Your editorial in ASBMB Today (December 2009) struck me as being a bit confused. Your denunciation of the British politician for not following the recommendation of a scientist to effectively reduce penalties on marijuana use shows a lack of understanding of the functions of the panel of experts and the politicians. The former are charged with giving their opinions on the best course their government should take, while the latter are charged with setting policy. Opinions, whether scientific or not, will probably be influenced by the biases, or call them the values, of the experts, and, like all scientific evidence, are inherently incomplete. Policies reflect many things, values (social, religious, economic, etc.) above all, but also fears as to the results of following the panel’s recommendations. Politicians are, after all, elected to set policies and to be held responsible for their consequences. If the consequences are bad, no one will remember the panels or who was on them, only the politician(s).
I think you are right, however, that legalization (“decriminalization”) of pot is indeed a flashpoint dividing liberals from conservatives. Liberals tend to stress all the good things they believe will ensue from some proposed change, while conservatives tend to think of all the bad things that might result. As a card-carrying conservative myself (the deuce or trey of clubs, probably), I tend to stress the latter.
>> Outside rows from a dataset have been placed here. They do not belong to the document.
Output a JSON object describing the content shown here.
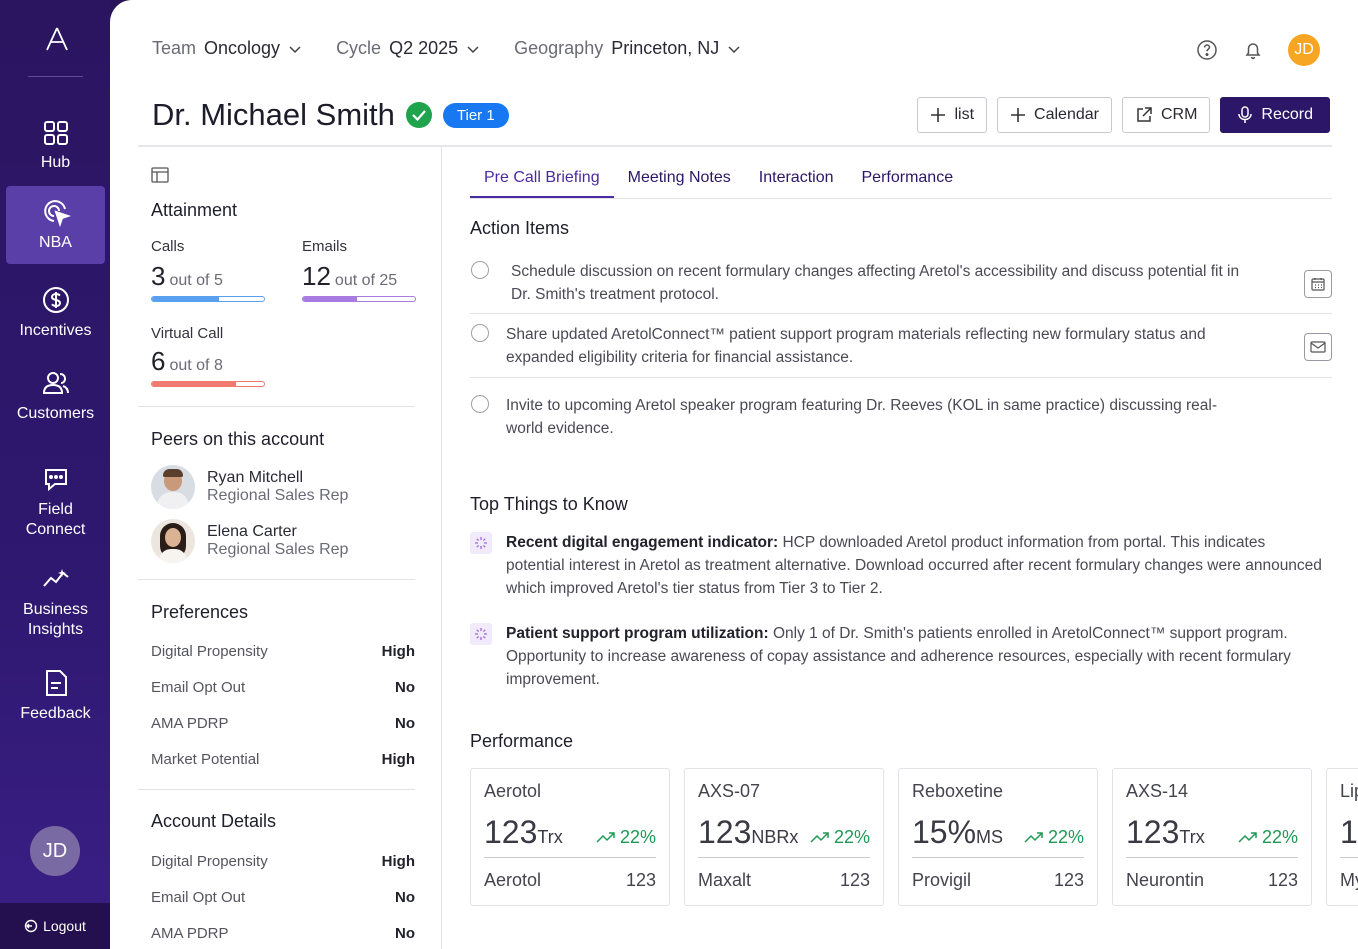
{
  "nav": {
    "items": [
      {
        "label": "Hub",
        "icon": "grid-icon"
      },
      {
        "label": "NBA",
        "icon": "target-cursor-icon"
      },
      {
        "label": "Incentives",
        "icon": "dollar-icon"
      },
      {
        "label": "Customers",
        "icon": "users-icon"
      },
      {
        "label": "Field Connect",
        "icon": "chat-icon"
      },
      {
        "label": "Business Insights",
        "icon": "trend-icon"
      },
      {
        "label": "Feedback",
        "icon": "document-icon"
      }
    ],
    "user_initials": "JD",
    "logout_label": "Logout"
  },
  "topbar": {
    "team_label": "Team",
    "team_value": "Oncology",
    "cycle_label": "Cycle",
    "cycle_value": "Q2 2025",
    "geo_label": "Geography",
    "geo_value": "Princeton, NJ",
    "user_initials": "JD"
  },
  "header": {
    "name": "Dr. Michael Smith",
    "tier": "Tier 1",
    "buttons": {
      "list": "list",
      "calendar": "Calendar",
      "crm": "CRM",
      "record": "Record"
    }
  },
  "left": {
    "attainment_title": "Attainment",
    "calls": {
      "label": "Calls",
      "value": "3",
      "sub": "out of 5",
      "fraction": 0.6
    },
    "emails": {
      "label": "Emails",
      "value": "12",
      "sub": "out of 25",
      "fraction": 0.48
    },
    "virtual": {
      "label": "Virtual Call",
      "value": "6",
      "sub": "out of 8",
      "fraction": 0.75
    },
    "peers_title": "Peers on this account",
    "peers": [
      {
        "name": "Ryan Mitchell",
        "role": "Regional Sales Rep"
      },
      {
        "name": "Elena Carter",
        "role": "Regional Sales Rep"
      }
    ],
    "preferences_title": "Preferences",
    "preferences": [
      {
        "k": "Digital Propensity",
        "v": "High"
      },
      {
        "k": "Email Opt Out",
        "v": "No"
      },
      {
        "k": "AMA PDRP",
        "v": "No"
      },
      {
        "k": "Market Potential",
        "v": "High"
      }
    ],
    "account_title": "Account Details",
    "account": [
      {
        "k": "Digital Propensity",
        "v": "High"
      },
      {
        "k": "Email Opt Out",
        "v": "No"
      },
      {
        "k": "AMA PDRP",
        "v": "No"
      }
    ]
  },
  "tabs": [
    "Pre Call Briefing",
    "Meeting Notes",
    "Interaction",
    "Performance"
  ],
  "action_items_title": "Action Items",
  "action_items": [
    "Schedule discussion on recent formulary changes affecting Aretol's accessibility and discuss potential fit in Dr. Smith's treatment protocol.",
    "Share updated AretolConnect™ patient support program materials reflecting new formulary status and expanded eligibility criteria for financial assistance.",
    "Invite to upcoming Aretol speaker program featuring Dr. Reeves  (KOL in same practice) discussing real-world evidence."
  ],
  "top_things_title": "Top Things to Know",
  "top_things": [
    {
      "bold": "Recent digital engagement indicator:",
      "text": " HCP downloaded Aretol product information from portal. This indicates potential interest in Aretol as treatment alternative. Download occurred after recent formulary changes were announced which improved Aretol's tier status from Tier 3 to Tier 2."
    },
    {
      "bold": "Patient support program utilization:",
      "text": " Only 1 of Dr. Smith's patients enrolled in AretolConnect™ support program. Opportunity to increase awareness of copay assistance and adherence resources, especially with recent formulary improvement."
    }
  ],
  "performance_title": "Performance",
  "cards": [
    {
      "name": "Aerotol",
      "value": "123",
      "unit": "Trx",
      "delta": "22%",
      "foot_name": "Aerotol",
      "foot_value": "123"
    },
    {
      "name": "AXS-07",
      "value": "123",
      "unit": "NBRx",
      "delta": "22%",
      "foot_name": "Maxalt",
      "foot_value": "123"
    },
    {
      "name": "Reboxetine",
      "value": "15%",
      "unit": "MS",
      "delta": "22%",
      "foot_name": "Provigil",
      "foot_value": "123"
    },
    {
      "name": "AXS-14",
      "value": "123",
      "unit": "Trx",
      "delta": "22%",
      "foot_name": "Neurontin",
      "foot_value": "123"
    },
    {
      "name": "Lip",
      "value": "1",
      "unit": "",
      "delta": "",
      "foot_name": "My",
      "foot_value": ""
    }
  ],
  "colors": {
    "sidebar": "#2b1560",
    "accent": "#4a2aa0",
    "tier": "#1778f2",
    "record": "#2c1668",
    "calls_bar": "#5aa0f0",
    "emails_bar": "#a77be0",
    "virtual_bar": "#f07a70",
    "delta": "#1f9a55"
  }
}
To me, there are too many questions involving effects of higher dosages of active ingredient, especially upon the young, and control over suppliers to feel assured of the overall benefits of such a course. Then too, there is a generally ignored question of the social irresponsibility of illegal drug users. Not all changes, however passionately advocated, merit support.
John M. Brewer
Professor of biochemistry and molecular biology
University of Georgia